Usually, when talking about exceptions, in the discussion, two approaches prevail. The first is to use exceptions to handle any errors. Read even in "Clean code" that it would be nice to throw out return null and replace them with exceptions, not to null check and exception processing. Some use an exception even when the error really, but there is a certain situation - for example, there is no money in the account, throw exception; object has no required fields or invalid nonce - throw the exception.
And the second is to use exceptions only for certain exceptional situations, i.e. when the correct operation of the program after such a situation is not possible. And never use the exception if you do not want to do something meaningful. Other error processing regular means.
I very rarely use exceptions, mostly when working with the database or with third-party API. But I understand why alive the first option the exceptions are very comfortable. Which approach is better and correct?
Thanks in advance.
The declared Java exception is bad. However, this declared exception, allow you to realize that there are three types of accidents.
1. The runtime feels bad, the execution of the program under the threat (the self test is triggered in some part of the program, not controlled by the programmer). For example, operation of a built-in detector that identifies an entry in someone else's memory. Fall out anywhere. In practice it is not necessary neither to throw nor catch.
2. Broken program logic (triggered self-test, depending on the programmer). Invalid argument, the boundary of the array. Fall out anywhere. They are often discarded and rarely get caught.
3. The unstable part of the software environment feels bad. File not found, no connection. Drop out at certain points. Often thrown away and often catch. In Java only need to declare them.
Thus, your holivar relates to the question: whether to throw an exception if the accident happened, the 3rd type? I have personally noticed similar issues only in a single language — C++. I think this is due to two things. 1) higher costs associated with certain methods of exception handling. 2) is Quite vague behavior of C++ when loss exception from the constructor.

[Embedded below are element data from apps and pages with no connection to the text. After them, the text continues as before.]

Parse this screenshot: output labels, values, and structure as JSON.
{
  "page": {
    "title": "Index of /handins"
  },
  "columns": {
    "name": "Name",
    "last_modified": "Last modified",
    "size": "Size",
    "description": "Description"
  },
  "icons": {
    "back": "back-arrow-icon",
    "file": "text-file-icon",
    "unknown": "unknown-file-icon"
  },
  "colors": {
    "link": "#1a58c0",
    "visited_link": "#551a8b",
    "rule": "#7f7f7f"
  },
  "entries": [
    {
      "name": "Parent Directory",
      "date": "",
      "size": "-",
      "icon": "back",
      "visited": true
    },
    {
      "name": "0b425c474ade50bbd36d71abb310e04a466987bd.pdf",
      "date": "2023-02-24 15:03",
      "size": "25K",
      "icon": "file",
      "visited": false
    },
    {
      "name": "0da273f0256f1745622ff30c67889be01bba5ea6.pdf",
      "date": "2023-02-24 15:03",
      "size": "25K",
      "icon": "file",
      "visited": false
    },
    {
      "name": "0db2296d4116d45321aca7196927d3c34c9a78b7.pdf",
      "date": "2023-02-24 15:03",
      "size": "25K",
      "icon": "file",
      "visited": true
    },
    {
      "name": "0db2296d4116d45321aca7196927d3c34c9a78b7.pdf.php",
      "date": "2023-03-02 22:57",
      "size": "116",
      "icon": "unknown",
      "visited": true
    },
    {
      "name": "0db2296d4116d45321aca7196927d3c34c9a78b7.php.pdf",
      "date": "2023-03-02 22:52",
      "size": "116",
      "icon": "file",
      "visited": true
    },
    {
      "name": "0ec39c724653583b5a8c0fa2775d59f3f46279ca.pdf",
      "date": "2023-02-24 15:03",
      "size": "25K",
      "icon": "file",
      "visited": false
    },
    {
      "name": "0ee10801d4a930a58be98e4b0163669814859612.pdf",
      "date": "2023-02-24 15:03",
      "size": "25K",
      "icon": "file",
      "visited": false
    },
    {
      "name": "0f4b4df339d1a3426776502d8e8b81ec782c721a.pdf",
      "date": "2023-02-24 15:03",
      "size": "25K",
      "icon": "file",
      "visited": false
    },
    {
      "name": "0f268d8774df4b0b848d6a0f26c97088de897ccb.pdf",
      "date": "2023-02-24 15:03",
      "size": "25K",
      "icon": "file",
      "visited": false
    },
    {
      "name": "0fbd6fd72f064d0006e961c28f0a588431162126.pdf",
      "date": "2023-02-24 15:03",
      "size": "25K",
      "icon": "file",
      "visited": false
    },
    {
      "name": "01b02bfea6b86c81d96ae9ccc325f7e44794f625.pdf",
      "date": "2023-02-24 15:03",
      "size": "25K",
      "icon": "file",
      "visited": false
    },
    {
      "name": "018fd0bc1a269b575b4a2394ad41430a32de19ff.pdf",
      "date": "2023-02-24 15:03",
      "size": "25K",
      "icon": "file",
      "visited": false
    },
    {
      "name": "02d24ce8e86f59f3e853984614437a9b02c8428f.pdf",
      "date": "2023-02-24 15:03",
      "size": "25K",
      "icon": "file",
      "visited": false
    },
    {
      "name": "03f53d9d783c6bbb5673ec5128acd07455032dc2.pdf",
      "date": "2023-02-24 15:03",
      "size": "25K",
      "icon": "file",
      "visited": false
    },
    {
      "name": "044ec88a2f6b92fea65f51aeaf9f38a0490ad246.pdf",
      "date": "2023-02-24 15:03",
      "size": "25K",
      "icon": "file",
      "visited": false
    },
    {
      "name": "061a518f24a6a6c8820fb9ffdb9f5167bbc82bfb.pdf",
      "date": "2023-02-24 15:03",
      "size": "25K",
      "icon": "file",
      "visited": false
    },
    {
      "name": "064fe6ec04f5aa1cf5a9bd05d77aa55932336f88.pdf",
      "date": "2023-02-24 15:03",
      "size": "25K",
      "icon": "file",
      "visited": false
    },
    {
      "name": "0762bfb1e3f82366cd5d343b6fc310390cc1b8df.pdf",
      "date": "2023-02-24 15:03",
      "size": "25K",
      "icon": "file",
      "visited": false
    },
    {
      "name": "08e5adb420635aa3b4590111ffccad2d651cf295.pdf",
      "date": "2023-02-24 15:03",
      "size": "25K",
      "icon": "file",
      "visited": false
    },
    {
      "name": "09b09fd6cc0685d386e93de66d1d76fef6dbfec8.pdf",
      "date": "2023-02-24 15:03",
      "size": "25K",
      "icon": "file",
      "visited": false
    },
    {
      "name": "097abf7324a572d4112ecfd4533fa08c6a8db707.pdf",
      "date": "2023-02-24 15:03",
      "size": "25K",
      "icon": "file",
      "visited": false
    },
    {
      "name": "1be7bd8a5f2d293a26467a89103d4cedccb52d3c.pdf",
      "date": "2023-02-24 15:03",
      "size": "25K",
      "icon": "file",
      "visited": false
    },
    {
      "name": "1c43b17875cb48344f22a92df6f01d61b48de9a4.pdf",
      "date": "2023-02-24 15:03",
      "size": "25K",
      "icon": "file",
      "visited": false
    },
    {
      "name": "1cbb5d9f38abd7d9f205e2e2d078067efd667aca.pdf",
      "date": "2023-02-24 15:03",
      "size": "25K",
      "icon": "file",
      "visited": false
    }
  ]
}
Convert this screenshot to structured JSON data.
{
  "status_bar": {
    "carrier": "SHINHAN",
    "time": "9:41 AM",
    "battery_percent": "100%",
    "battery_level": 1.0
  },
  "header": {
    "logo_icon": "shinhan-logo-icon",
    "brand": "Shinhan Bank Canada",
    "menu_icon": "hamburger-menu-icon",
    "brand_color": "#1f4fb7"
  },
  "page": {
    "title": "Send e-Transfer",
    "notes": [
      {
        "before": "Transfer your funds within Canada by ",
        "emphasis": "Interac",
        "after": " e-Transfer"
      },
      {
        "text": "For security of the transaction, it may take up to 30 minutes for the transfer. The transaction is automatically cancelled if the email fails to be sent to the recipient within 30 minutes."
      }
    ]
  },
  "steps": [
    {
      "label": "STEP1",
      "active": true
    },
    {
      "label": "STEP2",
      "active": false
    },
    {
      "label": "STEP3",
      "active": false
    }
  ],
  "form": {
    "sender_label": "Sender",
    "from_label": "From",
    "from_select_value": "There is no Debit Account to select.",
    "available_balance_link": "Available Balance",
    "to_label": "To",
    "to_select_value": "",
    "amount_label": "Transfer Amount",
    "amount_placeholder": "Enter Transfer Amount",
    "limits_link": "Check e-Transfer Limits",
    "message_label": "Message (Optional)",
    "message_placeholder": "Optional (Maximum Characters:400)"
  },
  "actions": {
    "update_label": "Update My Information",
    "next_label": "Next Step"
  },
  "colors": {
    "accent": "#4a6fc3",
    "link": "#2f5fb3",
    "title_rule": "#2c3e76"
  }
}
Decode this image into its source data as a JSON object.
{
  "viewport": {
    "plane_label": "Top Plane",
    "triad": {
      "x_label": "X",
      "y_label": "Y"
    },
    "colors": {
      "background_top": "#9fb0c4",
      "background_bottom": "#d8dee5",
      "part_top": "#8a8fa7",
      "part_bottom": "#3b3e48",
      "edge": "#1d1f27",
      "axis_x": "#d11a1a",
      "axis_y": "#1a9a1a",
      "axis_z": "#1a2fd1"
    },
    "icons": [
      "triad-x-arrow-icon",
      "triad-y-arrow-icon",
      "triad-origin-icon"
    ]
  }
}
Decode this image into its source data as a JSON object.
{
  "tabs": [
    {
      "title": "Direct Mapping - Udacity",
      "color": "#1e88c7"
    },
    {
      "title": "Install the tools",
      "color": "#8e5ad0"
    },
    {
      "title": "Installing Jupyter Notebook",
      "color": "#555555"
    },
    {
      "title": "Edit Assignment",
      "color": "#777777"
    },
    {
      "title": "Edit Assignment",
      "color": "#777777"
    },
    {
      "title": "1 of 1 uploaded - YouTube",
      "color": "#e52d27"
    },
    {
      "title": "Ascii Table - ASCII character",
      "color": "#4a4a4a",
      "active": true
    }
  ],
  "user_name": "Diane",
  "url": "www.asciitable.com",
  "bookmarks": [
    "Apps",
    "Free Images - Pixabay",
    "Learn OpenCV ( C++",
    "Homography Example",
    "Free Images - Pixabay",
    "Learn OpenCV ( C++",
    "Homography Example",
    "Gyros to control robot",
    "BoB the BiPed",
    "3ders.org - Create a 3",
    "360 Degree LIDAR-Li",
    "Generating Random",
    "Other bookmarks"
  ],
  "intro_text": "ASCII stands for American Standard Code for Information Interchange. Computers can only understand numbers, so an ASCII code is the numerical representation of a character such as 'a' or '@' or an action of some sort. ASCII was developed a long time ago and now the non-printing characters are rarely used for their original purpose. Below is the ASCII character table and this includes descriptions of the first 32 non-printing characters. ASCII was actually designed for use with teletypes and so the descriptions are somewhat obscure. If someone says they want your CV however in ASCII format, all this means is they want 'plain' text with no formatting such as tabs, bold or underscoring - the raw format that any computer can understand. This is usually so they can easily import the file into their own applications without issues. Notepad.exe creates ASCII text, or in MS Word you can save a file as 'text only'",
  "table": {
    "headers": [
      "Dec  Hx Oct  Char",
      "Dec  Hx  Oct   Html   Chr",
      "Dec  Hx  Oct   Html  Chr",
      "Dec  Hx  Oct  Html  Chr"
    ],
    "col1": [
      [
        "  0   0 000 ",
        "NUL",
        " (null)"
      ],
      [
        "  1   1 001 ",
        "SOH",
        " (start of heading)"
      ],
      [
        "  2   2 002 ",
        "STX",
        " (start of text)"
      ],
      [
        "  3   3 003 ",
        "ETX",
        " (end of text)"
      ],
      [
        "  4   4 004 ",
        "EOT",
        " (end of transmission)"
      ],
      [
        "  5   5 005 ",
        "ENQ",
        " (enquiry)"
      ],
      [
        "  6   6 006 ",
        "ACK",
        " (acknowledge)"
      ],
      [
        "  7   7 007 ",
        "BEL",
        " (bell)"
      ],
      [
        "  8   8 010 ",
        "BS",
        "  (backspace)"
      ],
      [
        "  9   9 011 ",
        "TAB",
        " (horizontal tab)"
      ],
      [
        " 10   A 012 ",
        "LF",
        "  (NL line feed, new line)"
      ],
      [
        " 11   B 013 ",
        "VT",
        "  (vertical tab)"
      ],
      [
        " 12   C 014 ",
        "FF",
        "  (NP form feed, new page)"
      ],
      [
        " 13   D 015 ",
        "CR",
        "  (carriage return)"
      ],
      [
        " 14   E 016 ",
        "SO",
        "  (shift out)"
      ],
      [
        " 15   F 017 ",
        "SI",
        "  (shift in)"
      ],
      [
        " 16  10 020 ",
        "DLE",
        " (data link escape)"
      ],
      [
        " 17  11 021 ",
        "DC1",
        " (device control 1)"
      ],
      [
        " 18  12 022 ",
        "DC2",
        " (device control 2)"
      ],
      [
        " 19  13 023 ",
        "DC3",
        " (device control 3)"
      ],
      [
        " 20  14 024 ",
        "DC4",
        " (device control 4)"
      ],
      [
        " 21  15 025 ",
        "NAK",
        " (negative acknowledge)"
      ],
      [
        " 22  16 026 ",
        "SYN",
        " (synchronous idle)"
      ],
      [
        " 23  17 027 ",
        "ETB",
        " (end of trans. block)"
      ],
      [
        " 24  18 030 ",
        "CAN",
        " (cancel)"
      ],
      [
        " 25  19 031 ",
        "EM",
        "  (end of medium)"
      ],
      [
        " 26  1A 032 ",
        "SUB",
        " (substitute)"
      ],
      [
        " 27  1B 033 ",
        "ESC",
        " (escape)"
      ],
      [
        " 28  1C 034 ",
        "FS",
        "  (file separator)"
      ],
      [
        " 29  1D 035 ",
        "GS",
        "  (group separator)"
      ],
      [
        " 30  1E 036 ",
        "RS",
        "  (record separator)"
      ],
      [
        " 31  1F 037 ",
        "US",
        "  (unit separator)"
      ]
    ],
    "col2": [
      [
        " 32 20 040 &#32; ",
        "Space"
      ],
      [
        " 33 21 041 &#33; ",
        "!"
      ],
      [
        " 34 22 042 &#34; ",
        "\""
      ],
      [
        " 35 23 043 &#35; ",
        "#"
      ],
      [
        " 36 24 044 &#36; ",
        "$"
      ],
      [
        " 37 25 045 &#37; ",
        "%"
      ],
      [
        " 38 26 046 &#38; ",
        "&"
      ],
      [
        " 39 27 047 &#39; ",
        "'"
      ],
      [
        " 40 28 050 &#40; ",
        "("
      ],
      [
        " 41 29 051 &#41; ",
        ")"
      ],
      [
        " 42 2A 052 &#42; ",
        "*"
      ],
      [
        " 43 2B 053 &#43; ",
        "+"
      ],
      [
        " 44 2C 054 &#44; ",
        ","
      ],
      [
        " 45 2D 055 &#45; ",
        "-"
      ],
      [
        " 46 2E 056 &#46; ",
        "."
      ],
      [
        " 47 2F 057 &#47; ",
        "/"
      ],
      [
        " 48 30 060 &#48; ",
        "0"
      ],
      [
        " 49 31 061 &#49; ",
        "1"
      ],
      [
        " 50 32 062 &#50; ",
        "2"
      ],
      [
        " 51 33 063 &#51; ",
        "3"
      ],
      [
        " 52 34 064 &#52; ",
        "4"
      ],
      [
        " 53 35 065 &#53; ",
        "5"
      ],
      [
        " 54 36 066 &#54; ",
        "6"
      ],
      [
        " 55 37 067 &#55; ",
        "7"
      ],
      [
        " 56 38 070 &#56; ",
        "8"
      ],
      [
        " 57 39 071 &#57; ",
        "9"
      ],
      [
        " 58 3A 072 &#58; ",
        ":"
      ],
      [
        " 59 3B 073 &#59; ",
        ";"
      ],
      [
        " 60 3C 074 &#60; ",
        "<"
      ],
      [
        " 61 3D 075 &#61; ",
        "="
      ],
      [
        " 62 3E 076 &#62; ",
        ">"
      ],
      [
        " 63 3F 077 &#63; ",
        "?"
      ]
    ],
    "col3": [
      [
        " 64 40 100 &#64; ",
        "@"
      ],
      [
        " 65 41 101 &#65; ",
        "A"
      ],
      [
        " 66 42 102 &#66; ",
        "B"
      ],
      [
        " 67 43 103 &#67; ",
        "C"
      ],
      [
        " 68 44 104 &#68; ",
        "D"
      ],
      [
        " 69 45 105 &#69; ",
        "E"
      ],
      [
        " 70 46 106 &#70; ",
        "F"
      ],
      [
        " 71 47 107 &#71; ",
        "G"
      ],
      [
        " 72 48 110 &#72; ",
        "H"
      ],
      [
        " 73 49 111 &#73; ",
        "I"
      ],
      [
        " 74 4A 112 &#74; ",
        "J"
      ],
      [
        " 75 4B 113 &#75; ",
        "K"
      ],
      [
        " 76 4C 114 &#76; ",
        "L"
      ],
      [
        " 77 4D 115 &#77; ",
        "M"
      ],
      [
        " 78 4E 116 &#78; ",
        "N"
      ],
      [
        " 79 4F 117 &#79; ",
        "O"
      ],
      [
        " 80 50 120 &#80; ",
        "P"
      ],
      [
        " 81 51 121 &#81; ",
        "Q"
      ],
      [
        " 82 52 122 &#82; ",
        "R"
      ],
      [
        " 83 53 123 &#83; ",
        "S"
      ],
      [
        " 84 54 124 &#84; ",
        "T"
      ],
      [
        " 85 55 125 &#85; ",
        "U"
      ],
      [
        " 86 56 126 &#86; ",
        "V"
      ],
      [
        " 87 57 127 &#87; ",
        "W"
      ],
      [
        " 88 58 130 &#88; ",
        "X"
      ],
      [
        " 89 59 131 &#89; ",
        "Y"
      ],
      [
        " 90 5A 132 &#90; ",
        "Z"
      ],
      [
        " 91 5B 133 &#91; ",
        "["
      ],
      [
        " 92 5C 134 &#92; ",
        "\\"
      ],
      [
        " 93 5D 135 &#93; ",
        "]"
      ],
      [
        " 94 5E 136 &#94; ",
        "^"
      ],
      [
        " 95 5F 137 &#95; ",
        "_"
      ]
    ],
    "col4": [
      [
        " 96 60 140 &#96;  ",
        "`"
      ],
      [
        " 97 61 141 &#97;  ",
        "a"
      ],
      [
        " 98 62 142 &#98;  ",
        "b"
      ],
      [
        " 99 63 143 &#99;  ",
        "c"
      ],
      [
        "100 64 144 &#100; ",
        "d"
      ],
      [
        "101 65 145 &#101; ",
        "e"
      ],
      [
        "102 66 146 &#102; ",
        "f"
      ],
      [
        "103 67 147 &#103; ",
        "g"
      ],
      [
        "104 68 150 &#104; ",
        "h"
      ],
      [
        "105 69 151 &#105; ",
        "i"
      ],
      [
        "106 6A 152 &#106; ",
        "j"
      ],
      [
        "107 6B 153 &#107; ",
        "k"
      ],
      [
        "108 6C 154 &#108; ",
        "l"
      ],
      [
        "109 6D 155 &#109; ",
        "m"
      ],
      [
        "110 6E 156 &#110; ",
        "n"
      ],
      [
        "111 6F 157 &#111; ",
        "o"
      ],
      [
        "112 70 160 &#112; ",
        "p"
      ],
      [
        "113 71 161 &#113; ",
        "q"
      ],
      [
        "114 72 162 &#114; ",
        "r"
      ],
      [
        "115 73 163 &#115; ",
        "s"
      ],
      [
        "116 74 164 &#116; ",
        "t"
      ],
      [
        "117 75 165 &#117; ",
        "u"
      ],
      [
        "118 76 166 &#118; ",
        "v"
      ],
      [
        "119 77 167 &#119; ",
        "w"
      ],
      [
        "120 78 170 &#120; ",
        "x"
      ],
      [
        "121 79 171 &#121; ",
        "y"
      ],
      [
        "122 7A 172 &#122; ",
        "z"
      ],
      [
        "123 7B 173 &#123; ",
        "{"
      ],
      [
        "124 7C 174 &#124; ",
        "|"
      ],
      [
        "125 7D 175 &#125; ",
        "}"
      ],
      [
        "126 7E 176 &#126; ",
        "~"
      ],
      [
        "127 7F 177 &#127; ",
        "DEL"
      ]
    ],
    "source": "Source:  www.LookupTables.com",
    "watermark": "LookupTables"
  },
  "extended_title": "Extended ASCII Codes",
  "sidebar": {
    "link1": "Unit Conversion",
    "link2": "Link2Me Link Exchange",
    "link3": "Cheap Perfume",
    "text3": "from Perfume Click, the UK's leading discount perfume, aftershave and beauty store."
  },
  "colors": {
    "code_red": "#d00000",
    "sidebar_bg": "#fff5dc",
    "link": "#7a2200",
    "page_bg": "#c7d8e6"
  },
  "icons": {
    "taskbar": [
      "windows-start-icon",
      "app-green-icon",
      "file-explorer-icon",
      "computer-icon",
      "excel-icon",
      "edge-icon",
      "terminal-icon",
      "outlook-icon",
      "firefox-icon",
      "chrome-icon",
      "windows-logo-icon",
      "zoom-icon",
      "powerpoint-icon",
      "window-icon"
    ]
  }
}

If you move away from the lack of concrete language — even on the standard HTTP 404 "the way Indy" and "cURL path" is to throw an exception and report the missing document by other methods. For the first and for the second you can find a lot of arguments.